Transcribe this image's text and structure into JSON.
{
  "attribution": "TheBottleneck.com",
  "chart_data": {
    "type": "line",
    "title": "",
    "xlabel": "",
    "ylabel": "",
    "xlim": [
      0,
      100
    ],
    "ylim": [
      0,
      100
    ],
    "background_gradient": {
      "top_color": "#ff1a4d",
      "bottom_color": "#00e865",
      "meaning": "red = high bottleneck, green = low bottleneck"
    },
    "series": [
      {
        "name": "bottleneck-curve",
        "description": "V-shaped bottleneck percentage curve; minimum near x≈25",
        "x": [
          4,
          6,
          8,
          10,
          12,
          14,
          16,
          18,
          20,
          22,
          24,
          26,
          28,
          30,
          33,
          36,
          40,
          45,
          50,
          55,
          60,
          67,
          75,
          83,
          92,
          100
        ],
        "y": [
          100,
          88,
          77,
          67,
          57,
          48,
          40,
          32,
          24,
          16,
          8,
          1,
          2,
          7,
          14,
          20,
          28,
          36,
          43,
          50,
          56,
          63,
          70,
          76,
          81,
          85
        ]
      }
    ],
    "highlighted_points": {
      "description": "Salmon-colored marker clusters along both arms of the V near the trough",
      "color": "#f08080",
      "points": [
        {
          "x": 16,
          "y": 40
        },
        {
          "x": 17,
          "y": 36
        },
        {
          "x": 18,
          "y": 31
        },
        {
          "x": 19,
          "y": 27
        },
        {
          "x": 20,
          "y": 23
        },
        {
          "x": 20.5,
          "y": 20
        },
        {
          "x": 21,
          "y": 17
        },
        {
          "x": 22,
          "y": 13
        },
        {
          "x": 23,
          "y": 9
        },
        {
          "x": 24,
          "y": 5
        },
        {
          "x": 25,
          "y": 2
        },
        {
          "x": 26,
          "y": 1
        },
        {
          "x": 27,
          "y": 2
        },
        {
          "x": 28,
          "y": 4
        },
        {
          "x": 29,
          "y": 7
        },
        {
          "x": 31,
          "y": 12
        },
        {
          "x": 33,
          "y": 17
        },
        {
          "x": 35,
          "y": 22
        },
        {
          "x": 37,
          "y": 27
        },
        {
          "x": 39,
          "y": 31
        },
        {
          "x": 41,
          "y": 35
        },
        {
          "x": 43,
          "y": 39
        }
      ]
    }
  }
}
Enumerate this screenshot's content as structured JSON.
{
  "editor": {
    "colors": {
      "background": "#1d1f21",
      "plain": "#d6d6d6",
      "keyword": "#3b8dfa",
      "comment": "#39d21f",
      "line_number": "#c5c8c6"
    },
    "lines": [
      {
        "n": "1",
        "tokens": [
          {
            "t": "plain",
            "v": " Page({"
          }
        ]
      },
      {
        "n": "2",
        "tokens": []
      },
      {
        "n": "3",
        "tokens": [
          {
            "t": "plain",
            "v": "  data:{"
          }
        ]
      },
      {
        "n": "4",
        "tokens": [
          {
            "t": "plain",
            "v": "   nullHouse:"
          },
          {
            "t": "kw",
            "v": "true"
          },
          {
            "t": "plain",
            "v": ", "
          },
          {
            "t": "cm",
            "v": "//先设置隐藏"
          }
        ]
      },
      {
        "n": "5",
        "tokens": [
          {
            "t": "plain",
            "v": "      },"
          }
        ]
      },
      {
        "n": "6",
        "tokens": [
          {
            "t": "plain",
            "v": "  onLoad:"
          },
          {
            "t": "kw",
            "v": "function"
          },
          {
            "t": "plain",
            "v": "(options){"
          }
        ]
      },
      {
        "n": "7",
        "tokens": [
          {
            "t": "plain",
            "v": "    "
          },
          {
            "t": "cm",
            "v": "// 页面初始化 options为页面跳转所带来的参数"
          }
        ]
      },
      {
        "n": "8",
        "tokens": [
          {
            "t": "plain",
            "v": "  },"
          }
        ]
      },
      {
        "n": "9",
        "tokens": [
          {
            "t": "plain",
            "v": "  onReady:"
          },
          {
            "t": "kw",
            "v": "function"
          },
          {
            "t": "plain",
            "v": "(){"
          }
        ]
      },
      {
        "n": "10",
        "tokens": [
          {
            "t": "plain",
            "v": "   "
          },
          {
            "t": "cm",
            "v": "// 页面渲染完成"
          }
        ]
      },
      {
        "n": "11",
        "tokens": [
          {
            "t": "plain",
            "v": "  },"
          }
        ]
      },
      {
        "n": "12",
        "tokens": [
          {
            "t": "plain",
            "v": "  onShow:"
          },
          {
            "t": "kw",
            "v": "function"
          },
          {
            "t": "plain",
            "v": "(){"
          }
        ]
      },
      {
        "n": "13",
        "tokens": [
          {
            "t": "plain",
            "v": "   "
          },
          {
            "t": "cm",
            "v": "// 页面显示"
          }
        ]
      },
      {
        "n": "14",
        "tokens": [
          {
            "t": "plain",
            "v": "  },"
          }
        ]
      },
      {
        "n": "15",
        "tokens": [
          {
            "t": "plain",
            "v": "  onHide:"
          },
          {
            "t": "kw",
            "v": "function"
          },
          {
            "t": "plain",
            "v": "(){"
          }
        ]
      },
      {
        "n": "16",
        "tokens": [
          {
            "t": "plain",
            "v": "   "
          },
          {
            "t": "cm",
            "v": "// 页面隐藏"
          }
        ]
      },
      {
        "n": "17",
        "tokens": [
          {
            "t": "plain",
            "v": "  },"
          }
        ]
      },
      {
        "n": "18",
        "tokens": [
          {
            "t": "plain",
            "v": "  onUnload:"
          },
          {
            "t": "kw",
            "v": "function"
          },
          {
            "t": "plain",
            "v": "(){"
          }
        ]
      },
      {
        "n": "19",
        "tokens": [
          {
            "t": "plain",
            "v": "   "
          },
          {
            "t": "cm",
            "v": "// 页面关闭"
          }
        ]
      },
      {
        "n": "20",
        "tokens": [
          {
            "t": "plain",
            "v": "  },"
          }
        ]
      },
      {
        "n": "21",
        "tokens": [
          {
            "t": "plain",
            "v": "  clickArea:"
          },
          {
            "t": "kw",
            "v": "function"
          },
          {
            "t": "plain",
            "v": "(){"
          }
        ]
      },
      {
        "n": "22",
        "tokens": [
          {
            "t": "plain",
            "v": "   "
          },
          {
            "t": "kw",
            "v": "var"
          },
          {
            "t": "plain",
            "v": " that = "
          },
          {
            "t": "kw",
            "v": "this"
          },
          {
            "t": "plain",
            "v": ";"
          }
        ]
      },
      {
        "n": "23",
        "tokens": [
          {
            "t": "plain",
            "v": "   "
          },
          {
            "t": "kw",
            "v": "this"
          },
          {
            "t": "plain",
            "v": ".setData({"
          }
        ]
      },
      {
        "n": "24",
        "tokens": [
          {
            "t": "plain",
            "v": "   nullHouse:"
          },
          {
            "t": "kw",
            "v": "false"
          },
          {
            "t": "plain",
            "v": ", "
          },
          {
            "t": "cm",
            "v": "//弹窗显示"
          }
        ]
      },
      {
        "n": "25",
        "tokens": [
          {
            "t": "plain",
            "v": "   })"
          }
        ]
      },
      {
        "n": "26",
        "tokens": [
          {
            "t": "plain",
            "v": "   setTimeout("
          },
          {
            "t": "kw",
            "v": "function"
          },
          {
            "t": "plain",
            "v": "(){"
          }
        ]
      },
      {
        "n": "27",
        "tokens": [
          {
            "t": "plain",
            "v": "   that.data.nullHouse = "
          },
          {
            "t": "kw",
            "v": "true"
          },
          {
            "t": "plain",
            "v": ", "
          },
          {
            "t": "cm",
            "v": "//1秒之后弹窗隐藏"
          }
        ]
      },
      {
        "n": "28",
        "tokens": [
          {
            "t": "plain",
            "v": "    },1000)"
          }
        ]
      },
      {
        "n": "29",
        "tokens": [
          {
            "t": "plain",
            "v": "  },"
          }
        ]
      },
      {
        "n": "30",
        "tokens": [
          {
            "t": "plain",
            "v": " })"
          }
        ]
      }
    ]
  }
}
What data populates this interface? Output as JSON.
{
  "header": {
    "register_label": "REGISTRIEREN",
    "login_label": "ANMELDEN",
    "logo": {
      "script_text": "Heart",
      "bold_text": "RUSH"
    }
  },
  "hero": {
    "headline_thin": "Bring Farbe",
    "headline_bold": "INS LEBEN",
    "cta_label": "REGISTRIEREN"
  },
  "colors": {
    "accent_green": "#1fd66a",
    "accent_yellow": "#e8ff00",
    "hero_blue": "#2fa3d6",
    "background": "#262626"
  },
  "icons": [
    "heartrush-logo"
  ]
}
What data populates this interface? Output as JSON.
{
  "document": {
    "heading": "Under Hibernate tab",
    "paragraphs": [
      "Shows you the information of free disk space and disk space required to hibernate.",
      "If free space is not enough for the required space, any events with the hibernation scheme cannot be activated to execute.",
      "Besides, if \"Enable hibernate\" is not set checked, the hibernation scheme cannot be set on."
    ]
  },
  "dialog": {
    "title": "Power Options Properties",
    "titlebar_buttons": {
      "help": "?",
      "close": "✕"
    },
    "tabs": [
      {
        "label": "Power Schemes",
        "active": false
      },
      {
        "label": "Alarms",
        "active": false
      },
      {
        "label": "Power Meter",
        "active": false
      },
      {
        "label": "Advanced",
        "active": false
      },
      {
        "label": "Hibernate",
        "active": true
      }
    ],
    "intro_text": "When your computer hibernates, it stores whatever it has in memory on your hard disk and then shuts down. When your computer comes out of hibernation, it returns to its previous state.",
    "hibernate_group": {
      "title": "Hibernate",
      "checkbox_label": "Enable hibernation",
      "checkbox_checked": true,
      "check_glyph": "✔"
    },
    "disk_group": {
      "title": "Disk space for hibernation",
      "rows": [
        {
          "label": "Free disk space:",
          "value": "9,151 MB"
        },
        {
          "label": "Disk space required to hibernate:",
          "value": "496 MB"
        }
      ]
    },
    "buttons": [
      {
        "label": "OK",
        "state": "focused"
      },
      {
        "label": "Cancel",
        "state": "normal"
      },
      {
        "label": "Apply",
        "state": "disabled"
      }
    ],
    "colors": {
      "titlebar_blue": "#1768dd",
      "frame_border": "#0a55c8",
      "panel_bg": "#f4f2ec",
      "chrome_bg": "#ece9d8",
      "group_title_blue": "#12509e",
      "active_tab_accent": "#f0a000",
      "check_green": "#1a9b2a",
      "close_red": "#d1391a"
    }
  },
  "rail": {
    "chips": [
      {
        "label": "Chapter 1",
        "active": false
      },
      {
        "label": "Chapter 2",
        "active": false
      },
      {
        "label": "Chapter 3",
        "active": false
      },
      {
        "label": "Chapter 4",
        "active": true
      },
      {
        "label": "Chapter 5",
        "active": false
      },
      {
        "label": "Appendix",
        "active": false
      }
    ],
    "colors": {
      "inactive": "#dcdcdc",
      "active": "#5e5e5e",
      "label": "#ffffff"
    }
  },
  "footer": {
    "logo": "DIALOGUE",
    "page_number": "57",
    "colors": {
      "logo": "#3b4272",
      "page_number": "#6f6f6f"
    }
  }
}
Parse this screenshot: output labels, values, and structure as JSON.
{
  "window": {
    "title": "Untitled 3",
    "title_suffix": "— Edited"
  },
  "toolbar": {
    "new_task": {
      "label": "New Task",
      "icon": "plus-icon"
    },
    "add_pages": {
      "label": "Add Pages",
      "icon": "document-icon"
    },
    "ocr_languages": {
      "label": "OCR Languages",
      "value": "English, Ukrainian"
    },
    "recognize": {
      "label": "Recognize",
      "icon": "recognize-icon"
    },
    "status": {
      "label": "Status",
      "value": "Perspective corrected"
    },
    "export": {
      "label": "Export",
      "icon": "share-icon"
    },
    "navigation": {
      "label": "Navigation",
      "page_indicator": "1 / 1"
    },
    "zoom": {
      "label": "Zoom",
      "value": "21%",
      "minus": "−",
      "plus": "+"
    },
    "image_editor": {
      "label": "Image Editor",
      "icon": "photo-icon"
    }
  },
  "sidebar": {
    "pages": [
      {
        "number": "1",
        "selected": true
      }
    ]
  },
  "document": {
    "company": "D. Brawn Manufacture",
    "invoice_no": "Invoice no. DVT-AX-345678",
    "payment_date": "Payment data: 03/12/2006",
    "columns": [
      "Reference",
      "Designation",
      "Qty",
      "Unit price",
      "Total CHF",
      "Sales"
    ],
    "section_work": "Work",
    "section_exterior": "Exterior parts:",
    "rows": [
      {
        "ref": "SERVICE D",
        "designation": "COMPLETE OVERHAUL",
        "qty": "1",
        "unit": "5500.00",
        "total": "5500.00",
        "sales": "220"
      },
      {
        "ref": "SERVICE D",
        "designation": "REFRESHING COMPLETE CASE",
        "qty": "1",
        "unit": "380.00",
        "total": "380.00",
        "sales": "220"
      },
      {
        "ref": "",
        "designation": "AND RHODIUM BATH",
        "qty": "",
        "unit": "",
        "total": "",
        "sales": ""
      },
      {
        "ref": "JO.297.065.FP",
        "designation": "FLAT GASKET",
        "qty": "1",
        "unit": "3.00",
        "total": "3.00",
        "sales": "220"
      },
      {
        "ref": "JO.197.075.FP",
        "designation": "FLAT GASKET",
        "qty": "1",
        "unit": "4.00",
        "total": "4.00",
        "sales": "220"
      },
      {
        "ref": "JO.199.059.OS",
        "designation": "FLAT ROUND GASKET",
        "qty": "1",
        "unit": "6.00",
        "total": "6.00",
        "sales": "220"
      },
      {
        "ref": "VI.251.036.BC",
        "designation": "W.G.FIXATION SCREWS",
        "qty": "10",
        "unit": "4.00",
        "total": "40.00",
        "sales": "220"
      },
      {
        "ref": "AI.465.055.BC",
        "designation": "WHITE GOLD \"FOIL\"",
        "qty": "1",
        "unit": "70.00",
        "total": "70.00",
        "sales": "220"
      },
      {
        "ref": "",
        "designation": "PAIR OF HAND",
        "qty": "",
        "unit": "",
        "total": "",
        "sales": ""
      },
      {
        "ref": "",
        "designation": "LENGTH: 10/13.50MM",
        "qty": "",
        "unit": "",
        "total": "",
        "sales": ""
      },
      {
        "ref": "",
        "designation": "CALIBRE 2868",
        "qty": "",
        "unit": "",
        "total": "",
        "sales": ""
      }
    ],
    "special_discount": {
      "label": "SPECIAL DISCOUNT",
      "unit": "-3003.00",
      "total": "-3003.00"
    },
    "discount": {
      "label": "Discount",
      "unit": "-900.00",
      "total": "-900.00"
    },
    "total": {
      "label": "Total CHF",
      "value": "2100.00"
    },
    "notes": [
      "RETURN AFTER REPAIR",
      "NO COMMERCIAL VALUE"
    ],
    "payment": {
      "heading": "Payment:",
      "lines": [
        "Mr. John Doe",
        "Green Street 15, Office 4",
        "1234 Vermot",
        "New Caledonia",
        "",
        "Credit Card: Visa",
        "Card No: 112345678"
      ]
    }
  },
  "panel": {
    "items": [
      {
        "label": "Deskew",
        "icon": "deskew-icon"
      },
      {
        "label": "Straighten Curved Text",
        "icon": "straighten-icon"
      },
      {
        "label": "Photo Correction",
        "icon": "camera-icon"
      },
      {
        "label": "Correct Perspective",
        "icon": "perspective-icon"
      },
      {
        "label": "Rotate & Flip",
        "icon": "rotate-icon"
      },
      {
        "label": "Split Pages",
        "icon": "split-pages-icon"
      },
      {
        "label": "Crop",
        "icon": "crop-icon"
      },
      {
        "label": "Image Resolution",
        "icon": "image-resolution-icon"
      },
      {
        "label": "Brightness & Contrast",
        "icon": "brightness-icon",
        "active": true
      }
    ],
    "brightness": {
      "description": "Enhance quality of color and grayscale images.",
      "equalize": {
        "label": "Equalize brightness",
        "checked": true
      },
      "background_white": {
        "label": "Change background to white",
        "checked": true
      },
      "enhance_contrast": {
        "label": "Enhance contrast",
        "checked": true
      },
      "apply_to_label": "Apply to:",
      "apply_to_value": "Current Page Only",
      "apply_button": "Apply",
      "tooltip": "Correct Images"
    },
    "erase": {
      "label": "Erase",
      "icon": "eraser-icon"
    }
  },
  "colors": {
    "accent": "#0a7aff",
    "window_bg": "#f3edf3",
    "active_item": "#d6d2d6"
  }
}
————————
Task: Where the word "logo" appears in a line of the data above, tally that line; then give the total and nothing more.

Answer to this problem: 4